Schmitt: "Big deal. Where were you when that urban woman was trying to prosecute the great patriots Mark and Patricia McCloskey? Hell, I was one of the first to declare their innocence, and I'm still part of the prosecution side! You add that to me never disappointing white folks, and I got some MAGA going on here."
Greitens: "If I had been governor, the McCloskeys would have felt free to shoot those people, and that would have been the end of it."
Schmitt: "Big talk. I'm the only one who has sued China and personally brought Xi Jinping to his knees."
Greitens: "China? Ha! The home office in Moscow says it has never even heard of you."
Schmitt: "Well, I'm the only one making headlines by demanding that the Biden radical socialist remove illegal immigrants to save us from sex crimes."
Greitens: "Big whoop. I was going to close the Arkansas border when I was governor and would have built that wall if it wasn't for so-called 'sex crimes.' By the way, only one of us have an ex-wife, pal, and someday I may have three, like the Greatest President in the History of Our Country."
There would be nothing like a Clash of the Erics to make Missouri politics great again. Or at least more memorable.
Unlike the previous political histories of Eric Greitens and Eric Schmitt.
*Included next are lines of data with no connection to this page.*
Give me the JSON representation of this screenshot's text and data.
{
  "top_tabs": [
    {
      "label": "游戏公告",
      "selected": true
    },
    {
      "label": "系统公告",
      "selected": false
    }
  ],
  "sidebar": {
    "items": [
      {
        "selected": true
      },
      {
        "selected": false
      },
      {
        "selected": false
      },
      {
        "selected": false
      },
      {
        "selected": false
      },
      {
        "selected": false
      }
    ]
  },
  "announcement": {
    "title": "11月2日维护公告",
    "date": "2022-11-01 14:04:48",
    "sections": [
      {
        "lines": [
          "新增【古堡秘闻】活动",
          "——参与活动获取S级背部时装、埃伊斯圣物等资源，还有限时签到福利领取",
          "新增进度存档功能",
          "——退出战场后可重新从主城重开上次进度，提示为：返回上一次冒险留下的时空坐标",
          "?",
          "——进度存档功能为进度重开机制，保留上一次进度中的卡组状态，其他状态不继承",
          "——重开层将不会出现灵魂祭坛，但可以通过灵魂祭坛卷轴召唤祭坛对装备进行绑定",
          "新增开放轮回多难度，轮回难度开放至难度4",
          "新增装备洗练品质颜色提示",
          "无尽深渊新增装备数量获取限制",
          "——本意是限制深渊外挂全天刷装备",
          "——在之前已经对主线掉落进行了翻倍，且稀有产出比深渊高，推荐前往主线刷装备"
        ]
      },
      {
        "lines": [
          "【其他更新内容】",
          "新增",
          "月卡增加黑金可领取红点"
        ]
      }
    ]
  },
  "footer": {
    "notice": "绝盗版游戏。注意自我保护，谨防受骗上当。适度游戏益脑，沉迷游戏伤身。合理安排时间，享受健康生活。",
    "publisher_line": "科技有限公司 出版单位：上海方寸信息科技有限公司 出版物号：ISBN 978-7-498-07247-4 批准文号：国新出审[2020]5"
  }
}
Ray Hartmann founded the Riverfront Times in 1977. Contact him at firstname.lastname@example.org or catch him on Donnybrook at 7 p.m. on Thursdays on the Nine Network and St. Louis In the Know With Ray Hartmann from 9 to 11 p.m. Monday thru Friday on KTRS (550 AM).